What is expected:
Go through the data and copy each line where the word "Conservation" shows up.
== Segment start ==
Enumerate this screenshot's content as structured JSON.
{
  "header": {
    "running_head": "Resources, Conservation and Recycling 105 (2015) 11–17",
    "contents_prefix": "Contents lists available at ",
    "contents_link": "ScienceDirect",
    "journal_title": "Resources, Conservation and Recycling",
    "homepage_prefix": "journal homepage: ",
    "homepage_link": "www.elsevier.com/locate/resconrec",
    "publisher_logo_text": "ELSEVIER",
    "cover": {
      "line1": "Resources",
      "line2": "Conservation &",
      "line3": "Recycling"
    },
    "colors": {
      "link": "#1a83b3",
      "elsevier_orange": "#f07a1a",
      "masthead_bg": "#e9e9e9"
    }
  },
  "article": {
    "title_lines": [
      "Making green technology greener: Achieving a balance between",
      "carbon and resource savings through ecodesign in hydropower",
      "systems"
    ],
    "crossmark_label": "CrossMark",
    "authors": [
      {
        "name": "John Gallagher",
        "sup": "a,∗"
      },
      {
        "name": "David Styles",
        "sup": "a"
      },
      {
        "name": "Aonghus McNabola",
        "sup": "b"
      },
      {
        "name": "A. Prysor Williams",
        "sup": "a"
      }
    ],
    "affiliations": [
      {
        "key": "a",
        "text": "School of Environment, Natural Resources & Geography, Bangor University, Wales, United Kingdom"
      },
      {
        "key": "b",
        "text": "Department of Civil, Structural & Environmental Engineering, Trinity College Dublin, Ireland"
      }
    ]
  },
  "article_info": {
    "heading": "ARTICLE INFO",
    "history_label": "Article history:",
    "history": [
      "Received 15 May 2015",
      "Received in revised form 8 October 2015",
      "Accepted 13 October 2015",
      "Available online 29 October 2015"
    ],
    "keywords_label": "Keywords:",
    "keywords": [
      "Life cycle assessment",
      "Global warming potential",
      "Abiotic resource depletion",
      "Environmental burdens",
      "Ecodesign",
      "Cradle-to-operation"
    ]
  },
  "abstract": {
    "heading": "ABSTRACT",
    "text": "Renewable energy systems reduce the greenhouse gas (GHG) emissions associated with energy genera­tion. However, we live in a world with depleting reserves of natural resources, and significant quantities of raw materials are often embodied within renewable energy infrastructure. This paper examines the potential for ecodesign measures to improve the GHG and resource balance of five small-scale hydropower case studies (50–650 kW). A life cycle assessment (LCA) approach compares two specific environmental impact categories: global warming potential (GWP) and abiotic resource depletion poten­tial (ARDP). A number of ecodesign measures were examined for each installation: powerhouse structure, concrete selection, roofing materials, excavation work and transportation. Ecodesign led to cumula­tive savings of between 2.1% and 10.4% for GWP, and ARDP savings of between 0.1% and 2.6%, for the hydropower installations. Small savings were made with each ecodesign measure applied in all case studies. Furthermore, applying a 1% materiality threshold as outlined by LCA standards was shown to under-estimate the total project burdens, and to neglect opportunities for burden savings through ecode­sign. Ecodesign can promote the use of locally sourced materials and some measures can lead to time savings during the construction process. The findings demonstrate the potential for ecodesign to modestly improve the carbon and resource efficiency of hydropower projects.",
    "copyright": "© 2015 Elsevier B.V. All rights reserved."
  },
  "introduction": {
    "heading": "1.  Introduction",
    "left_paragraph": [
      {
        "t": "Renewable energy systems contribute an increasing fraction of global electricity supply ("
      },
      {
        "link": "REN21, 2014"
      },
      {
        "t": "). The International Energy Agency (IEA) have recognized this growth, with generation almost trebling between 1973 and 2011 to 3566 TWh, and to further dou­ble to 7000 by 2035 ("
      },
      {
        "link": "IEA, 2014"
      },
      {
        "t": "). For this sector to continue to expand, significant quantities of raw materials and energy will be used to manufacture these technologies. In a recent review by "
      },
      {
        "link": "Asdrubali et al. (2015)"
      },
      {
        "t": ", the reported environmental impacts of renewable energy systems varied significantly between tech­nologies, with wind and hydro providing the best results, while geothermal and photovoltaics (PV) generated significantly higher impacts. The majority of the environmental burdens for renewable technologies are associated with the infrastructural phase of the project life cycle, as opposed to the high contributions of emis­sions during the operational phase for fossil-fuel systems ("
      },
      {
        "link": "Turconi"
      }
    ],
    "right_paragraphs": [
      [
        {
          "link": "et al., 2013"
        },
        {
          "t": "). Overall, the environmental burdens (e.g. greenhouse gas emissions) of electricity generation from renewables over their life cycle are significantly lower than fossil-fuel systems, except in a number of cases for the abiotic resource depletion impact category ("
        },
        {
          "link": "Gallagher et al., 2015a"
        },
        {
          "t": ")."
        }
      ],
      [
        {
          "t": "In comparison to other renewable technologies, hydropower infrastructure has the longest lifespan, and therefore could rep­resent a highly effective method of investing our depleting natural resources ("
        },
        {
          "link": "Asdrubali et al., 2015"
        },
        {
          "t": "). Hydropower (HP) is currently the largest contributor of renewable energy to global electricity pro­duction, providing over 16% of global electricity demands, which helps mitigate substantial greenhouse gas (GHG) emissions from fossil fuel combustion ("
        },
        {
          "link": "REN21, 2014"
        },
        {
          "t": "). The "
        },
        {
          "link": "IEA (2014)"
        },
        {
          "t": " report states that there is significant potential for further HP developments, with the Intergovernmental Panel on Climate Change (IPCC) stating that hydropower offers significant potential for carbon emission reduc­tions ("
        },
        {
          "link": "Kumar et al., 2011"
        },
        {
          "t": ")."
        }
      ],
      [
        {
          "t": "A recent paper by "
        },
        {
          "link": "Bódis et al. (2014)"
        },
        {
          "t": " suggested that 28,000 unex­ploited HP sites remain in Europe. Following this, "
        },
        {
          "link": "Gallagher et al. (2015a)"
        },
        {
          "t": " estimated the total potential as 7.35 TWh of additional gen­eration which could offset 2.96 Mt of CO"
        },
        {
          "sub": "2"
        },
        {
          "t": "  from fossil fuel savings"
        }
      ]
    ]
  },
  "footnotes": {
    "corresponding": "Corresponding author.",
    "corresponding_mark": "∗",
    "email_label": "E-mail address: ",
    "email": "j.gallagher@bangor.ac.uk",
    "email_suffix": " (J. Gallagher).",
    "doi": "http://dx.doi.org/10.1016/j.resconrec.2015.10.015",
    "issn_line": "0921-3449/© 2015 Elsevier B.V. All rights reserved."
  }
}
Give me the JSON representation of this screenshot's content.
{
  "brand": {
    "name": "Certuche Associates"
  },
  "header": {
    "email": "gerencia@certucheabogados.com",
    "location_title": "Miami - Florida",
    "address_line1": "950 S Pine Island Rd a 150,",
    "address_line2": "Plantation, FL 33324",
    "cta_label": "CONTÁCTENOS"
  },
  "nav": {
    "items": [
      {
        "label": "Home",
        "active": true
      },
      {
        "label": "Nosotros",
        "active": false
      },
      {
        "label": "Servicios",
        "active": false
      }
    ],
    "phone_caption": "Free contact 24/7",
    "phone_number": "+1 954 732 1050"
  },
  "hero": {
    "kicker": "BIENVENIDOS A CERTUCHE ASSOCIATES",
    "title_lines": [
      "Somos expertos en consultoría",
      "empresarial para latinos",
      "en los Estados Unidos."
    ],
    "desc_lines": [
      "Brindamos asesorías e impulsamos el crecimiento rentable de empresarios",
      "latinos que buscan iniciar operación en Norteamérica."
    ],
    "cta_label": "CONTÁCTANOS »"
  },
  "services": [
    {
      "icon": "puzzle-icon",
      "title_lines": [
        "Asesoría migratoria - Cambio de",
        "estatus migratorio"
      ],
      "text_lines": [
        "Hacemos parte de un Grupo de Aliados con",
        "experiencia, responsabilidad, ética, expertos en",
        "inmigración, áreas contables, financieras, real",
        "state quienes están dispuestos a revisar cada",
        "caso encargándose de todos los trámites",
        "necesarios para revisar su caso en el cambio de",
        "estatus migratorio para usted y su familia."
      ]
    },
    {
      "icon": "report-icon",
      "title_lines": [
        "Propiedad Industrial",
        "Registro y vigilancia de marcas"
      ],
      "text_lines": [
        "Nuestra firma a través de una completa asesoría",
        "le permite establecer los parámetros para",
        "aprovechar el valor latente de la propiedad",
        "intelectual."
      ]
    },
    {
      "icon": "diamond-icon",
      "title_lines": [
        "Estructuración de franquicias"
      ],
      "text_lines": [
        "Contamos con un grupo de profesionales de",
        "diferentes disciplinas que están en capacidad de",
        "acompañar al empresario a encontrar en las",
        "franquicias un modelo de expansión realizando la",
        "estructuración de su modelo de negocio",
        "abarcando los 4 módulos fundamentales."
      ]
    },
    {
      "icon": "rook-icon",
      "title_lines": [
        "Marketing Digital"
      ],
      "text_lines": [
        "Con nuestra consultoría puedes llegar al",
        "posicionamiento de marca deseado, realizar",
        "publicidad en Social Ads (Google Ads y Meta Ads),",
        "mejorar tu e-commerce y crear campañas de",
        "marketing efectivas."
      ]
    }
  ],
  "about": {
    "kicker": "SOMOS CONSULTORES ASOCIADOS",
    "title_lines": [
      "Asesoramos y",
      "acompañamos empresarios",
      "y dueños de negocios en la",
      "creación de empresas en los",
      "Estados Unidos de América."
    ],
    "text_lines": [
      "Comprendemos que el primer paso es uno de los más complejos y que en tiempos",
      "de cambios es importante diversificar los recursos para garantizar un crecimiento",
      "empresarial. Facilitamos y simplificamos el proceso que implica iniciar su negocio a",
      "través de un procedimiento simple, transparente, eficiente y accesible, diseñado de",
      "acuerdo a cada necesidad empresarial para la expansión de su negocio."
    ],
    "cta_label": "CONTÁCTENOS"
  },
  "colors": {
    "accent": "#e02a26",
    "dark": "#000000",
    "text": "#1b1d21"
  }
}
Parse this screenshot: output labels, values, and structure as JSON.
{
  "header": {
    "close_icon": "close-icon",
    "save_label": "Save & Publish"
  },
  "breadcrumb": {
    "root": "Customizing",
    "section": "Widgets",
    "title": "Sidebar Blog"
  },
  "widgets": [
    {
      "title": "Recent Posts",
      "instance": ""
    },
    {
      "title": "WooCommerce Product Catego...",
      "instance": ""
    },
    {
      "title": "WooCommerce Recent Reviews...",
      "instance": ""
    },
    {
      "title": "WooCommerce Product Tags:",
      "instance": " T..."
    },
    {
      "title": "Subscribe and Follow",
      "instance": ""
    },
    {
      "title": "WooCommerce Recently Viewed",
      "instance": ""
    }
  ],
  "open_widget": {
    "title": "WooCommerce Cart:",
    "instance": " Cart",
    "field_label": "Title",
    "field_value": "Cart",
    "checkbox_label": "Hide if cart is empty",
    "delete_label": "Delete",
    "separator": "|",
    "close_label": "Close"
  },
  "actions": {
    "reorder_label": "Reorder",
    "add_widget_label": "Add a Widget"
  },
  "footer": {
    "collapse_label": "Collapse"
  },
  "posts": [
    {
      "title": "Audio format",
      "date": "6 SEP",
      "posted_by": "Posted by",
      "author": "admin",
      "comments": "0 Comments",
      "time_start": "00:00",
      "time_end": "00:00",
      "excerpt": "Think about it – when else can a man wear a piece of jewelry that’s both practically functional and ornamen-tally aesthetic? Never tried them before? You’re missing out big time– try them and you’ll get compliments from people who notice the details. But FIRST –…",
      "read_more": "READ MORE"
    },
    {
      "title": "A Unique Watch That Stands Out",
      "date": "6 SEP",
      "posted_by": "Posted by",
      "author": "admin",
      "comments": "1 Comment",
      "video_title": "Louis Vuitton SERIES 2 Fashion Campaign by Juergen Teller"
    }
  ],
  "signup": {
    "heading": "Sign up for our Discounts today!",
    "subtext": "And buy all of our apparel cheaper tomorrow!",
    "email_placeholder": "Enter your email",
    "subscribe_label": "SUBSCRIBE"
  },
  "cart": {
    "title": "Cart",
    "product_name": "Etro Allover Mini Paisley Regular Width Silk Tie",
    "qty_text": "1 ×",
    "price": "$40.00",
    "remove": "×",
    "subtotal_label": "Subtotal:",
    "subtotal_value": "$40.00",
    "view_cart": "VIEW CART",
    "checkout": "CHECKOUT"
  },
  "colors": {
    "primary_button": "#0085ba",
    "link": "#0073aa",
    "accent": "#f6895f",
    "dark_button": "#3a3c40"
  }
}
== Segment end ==
Answer section:
    "running_head": "Resources, Conservation and Recycling 105 (2015) 11–17",
    "journal_title": "Resources, Conservation and Recycling",
      "line2": "Conservation &",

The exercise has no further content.